“It’s an online trading platform that comes with these facilities.
“We are in agreement with Loita Capital and this is initially extended to CZI members.”
Loita Capital Partners is a financial services subsidiary of Loita Holdings Corporation, a Mauritian based financial investment and advisory firm.
According to its website, Loita Capital Partners International Limited is a pan-African financial services firm that provides “services in the arrangement and funding of debt transactions; advisory services and capital-raising for equity transactions; bank management; correspondent banking; and other corporate-oriented financial services”.
Raindew Trade is a trade and supply chain financing and services platform providing working capital and supply chain solutions to corporates in Africa and other selected markets, according to the firm’s website.
It is headquartered in South Africa.
“The foreign currency that we have been accessing through the auction has been predominantly for working capital,” CZI president Kurai Matsheza said.
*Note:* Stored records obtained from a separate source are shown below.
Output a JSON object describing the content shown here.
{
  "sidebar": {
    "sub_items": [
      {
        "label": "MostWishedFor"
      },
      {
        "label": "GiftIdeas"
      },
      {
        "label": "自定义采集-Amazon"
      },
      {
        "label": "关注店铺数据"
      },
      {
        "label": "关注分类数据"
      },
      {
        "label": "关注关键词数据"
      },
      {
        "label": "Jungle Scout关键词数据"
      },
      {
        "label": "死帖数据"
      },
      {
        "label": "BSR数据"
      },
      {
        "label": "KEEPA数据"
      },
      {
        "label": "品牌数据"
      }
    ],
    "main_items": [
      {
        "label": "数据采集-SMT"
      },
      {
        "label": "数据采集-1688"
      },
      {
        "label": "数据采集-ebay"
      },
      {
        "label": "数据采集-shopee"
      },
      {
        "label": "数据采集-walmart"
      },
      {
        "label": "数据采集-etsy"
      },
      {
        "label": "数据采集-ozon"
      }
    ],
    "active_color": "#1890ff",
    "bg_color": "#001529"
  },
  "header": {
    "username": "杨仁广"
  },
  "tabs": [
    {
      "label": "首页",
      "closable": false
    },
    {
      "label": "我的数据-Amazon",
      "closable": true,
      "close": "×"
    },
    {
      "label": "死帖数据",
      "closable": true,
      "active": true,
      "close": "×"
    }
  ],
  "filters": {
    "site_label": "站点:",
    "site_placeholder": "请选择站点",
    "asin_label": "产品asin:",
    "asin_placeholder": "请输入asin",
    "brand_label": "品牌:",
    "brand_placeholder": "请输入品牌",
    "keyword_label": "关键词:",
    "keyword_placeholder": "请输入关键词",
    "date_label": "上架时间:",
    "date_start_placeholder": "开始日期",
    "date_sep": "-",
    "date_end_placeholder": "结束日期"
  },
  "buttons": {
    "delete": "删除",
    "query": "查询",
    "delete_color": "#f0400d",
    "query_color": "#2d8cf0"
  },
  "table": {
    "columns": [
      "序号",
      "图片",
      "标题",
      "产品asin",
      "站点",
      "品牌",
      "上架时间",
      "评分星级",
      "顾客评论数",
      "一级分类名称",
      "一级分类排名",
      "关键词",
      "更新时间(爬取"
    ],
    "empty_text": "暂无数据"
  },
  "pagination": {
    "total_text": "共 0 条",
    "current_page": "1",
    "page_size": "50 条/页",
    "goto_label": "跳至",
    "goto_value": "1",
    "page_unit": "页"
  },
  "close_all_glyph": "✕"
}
“A bit of it has also been going into capital expenditure.
“So as you know, there have been challenges at the auction which are still being addressed.
“It hasn’t enabled our members to be capacitated as they would have wanted. So, some of these facilities will come in and fill that gap.”
Apart from failing to meet forex demands from the auction, local firms are now burdened with shortages of liquidity after government suspended purchases from suppliers.
“There is a liquidity shortage in the market,” Matsheza said.
“With that liquidity shortage, what it tends to do is that it depresses adequate demand so we are not seeing as much traffic into our shops.
“Demand has tailed down a bit.”
Matsheza said that electricity load shedding had also limited the amount of time that CZI members can produce their goods, further affecting their ability to supply products.
He added that if the challenges persisted with no recall, company closures were on the horizon.